One of the statements from the last few years that has really stood out to me was a statement Trent Reznor made for the documentary The Defiant Ones. He discusses how downloading, and streaming has helped music become background noise. I disagree, corporate radio, and the advent of single national playlist has done more to damage music and make it background noise than downloading or streaming. Let’s be honest, hardcore fans are still purchasing music, they never stopped, this is why vinyl and cassettes are selling in 2017. But, the casual fan, the ones that made an album platinum, are gone, they’re the ones that turned to YouTube, Spotify, Apple Music and yes downloading, instead of buying The Black Album, Appetite For Destruction, Trent’s Downward Spiral, or a greatest hits package. They reach to a solution that only serves up what they want instead of having to buy an entire album. In part the labels are to blame for that as well for not making singles readily available, before iTunes took on the Napster blueprint, and made it profitable by selling single songs. But let’s not steer that far from the background noise topic.
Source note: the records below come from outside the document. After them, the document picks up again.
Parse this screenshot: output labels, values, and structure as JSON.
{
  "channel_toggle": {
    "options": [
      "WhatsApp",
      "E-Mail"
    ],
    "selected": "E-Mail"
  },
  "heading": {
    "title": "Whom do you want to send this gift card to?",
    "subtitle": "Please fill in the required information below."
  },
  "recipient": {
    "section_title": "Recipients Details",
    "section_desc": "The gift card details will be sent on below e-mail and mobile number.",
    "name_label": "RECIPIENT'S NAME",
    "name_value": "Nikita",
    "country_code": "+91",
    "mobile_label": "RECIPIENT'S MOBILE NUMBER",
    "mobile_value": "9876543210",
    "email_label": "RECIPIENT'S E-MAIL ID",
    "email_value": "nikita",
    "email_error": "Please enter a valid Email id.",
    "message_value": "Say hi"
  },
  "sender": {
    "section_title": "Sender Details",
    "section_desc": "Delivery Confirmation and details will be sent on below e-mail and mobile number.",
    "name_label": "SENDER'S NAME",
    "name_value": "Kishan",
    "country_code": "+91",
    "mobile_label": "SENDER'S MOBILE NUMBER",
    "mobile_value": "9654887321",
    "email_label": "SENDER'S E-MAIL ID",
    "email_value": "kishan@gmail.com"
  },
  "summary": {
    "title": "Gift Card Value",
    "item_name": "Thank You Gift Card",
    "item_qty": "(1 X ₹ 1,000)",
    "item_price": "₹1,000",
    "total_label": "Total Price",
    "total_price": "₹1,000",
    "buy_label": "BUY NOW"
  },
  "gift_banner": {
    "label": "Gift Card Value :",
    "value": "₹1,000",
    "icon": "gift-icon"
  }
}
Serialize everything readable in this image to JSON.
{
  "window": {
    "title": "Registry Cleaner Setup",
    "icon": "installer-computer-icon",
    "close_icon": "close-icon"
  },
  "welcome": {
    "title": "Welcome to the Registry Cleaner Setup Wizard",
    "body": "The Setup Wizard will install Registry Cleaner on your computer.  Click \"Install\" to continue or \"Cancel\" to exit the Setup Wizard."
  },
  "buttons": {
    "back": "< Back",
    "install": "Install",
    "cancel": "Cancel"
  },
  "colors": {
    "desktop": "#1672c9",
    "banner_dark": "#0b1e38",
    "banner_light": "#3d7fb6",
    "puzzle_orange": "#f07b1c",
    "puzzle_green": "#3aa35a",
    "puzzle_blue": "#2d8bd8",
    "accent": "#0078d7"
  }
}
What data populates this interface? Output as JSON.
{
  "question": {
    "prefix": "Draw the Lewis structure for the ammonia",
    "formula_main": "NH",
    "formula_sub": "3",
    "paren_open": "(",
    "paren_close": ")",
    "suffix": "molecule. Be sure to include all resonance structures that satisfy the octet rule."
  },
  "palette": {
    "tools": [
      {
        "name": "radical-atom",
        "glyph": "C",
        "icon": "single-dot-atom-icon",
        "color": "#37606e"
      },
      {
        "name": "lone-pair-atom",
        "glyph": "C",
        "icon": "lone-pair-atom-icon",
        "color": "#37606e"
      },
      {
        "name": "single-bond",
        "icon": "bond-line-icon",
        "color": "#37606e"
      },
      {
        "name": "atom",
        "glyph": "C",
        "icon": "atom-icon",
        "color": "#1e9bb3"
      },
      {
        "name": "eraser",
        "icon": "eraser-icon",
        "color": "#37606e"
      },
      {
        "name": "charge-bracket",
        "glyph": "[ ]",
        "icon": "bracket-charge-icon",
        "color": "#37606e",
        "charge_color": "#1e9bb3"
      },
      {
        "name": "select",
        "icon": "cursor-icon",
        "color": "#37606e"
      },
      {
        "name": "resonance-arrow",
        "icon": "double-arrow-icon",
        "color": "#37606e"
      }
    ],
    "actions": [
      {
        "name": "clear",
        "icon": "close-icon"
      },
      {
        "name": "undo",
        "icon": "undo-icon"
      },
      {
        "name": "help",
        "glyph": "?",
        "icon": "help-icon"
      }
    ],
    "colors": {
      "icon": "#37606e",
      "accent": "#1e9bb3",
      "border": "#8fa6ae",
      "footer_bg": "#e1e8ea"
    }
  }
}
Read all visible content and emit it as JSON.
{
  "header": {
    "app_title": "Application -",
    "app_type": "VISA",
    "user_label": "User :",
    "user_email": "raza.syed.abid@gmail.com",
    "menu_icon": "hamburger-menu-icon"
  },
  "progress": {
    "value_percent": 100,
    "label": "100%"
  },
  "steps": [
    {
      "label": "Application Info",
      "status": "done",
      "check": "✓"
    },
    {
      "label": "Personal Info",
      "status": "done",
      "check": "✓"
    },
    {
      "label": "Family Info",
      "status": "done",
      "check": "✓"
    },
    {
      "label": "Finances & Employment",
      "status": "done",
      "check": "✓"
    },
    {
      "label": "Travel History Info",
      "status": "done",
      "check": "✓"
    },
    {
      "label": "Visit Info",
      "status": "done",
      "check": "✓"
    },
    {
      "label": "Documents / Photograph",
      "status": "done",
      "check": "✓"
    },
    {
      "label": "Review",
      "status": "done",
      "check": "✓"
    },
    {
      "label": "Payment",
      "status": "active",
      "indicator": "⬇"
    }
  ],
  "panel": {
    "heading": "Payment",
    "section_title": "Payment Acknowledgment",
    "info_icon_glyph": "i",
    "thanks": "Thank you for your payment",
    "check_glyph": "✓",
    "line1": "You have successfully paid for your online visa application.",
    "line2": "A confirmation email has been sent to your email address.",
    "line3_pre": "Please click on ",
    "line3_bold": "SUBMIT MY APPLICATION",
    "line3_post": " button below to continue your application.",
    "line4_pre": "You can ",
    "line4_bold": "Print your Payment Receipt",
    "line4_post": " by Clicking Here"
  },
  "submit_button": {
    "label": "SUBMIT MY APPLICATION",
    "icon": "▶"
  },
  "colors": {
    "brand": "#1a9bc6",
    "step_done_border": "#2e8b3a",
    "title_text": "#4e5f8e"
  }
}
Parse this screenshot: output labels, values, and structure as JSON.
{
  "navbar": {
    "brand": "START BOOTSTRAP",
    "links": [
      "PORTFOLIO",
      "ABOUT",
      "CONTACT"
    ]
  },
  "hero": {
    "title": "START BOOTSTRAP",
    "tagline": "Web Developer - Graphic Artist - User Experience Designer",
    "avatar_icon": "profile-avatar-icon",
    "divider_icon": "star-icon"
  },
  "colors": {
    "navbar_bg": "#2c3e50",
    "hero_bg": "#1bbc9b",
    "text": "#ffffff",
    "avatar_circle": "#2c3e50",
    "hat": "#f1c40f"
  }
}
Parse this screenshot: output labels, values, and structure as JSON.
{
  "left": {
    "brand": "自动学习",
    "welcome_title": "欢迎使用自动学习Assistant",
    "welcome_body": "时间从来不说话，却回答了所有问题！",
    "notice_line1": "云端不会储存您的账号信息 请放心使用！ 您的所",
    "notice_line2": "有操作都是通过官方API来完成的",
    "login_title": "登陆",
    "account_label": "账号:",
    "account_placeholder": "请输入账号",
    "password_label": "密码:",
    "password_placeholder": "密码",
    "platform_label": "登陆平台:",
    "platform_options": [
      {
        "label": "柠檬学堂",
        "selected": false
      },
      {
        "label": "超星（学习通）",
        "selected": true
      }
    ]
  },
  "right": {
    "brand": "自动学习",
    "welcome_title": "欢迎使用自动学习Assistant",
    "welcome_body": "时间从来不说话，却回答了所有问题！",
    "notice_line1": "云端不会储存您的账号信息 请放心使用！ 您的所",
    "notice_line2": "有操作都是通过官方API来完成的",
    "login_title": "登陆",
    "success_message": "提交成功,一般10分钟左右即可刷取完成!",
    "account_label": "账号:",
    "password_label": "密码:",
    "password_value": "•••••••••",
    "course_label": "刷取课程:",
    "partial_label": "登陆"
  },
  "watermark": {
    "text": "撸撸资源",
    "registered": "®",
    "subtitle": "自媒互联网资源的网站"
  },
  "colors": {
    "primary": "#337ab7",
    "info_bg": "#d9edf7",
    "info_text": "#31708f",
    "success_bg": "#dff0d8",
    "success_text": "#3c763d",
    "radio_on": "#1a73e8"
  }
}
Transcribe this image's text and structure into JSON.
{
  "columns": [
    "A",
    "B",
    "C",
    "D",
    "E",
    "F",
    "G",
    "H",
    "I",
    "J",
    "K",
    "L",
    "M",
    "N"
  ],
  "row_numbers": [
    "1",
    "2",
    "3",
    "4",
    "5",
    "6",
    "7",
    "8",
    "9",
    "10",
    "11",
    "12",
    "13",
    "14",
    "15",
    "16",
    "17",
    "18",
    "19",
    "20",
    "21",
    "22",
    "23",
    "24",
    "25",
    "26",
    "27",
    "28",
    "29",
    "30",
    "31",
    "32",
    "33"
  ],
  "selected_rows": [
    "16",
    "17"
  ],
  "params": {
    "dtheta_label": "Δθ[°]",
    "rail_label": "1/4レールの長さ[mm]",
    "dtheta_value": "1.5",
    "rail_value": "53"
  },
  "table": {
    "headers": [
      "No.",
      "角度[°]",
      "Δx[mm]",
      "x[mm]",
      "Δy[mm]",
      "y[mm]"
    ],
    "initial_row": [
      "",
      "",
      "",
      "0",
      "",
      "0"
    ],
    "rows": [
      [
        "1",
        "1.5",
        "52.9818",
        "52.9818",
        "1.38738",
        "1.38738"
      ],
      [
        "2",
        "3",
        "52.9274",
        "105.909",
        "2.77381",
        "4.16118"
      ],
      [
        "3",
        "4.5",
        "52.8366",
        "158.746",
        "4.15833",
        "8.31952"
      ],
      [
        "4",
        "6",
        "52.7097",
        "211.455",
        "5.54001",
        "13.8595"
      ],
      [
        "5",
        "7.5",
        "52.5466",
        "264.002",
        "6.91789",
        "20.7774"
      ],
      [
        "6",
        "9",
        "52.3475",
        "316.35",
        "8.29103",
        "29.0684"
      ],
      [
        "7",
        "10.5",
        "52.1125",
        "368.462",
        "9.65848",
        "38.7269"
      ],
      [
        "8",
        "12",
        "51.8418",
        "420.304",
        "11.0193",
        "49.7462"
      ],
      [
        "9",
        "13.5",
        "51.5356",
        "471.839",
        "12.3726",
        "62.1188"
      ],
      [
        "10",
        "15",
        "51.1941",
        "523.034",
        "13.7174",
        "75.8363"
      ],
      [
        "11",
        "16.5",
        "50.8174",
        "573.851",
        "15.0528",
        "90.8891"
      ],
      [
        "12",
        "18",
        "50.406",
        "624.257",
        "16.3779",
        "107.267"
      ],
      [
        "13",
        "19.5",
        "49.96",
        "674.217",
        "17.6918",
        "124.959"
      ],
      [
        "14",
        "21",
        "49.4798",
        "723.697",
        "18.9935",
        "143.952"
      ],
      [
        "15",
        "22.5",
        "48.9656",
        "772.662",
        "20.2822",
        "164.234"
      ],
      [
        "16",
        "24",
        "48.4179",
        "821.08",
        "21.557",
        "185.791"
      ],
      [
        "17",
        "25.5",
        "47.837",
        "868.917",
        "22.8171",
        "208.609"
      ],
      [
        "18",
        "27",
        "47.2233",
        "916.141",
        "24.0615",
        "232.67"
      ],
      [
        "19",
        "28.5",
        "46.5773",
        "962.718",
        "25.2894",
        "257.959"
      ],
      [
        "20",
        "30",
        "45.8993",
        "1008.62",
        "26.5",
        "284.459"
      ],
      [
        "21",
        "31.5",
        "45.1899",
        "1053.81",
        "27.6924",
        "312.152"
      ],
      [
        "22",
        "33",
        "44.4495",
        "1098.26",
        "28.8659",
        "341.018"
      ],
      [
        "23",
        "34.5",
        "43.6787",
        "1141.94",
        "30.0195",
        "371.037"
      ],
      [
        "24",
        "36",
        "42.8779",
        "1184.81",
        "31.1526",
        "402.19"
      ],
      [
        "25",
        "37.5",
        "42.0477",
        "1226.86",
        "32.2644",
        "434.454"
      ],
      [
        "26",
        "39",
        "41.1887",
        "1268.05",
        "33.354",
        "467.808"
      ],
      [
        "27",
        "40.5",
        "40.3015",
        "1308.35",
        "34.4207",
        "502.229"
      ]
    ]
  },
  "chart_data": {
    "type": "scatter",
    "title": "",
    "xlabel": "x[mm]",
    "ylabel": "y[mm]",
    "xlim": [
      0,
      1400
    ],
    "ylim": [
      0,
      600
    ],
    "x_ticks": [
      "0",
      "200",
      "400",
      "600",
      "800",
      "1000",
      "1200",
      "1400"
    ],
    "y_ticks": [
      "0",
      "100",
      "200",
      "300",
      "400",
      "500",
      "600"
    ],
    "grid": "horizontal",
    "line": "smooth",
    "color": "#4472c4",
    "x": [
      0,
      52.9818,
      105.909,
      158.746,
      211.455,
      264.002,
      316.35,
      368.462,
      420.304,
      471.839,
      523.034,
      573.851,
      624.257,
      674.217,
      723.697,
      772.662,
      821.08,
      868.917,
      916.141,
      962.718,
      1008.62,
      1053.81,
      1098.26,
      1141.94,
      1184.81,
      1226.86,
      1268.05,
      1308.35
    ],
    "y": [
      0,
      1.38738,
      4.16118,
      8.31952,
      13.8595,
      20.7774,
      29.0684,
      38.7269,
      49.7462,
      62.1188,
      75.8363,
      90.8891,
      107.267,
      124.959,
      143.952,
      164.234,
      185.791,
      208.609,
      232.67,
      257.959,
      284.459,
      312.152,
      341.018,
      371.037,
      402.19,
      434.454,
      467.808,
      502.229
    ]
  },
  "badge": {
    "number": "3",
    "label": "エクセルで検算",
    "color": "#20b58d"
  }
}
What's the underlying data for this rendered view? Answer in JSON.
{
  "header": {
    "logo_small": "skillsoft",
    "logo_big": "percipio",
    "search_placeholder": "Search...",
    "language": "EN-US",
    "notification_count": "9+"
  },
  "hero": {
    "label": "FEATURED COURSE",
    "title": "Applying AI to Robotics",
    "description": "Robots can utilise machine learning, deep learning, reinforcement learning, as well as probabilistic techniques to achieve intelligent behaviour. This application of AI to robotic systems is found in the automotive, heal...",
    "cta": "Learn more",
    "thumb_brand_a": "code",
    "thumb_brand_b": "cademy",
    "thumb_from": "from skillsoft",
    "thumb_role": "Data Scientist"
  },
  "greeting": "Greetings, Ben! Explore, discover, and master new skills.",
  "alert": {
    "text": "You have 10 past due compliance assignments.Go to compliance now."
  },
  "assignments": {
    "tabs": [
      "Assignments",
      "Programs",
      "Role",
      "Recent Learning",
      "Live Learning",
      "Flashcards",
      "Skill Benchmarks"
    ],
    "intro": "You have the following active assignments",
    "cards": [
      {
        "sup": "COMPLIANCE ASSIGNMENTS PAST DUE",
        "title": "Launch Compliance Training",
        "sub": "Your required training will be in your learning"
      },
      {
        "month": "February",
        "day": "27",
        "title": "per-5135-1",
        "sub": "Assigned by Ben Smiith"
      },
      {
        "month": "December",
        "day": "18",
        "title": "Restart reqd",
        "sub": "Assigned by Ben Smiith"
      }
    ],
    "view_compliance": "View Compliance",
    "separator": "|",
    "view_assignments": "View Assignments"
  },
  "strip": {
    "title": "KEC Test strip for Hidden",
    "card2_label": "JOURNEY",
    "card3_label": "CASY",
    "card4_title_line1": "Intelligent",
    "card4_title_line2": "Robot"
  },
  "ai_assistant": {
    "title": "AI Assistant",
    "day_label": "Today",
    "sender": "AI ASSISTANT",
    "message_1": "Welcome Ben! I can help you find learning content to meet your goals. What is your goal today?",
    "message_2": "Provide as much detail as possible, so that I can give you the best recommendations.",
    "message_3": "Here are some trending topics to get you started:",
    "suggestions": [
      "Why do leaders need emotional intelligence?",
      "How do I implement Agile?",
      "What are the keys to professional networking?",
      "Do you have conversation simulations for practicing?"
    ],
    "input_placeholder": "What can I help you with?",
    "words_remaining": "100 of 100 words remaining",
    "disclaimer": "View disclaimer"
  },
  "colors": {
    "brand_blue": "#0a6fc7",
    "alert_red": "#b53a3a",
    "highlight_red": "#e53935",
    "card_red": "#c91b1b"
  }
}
For most people that are roughly my age, mid-forties, and older, we grew up hearing album tracks on the radio, it wasn’t only the hits. Sure, the hits received priority, but you still got to hear tracks that would now be considered “deep cuts” on a frequent basis. Once large corporations got hold of playlists, and made sure that every station was scrubbed of its individuality, they forced stations to play the same music all of the time. I can’t help but remember the last station that I would listen to at work in the states, and they had a “no repeat work day”. What they wouldn’t tell you is they repeated those same 50 songs every day. And on the weekends, that was worse as their rotations tracks were played every two hours, and that doesn’t even account for the “all request lunch hour” scam where the interns were “calling in” to request something you already hear a billion times a week. This has hurt the music industry on many levels, it has hurt established artists get new music on the airwaves, and it has also impeded new artists from flourishing. As a result, a lot of people aren’t aware that a band has released new material, in turn, bands are gun shy to do so, it is a vicious cycle. It has also made all of those hits you usually hear on the radio trivial. I can still remember catching a video and going into work the next day, and telling a co-worker, “I hope they play the new track by so and so, it’s so cool you’re going to love it”. And then it happened “quiet, check it out, here’s the new track”, but that doesn’t happen anymore. It’s those same 50 songs, and it has gone from “quiet this is a special moment”, to “hold on, let me turn this down, so we can talk”. Those songs have become part of the daily grind, and just another chore to listen to, instead of something exciting to help you pass your day, or get you pumped up to help the end of the day come quicker. Those songs have become a drag, and no matter how much I love a band, hearing the same three tracks from them, make me never want to hear those songs again. Because of this, those songs and music in general, have become, like Trent said, background noise to the majority of the listening audience.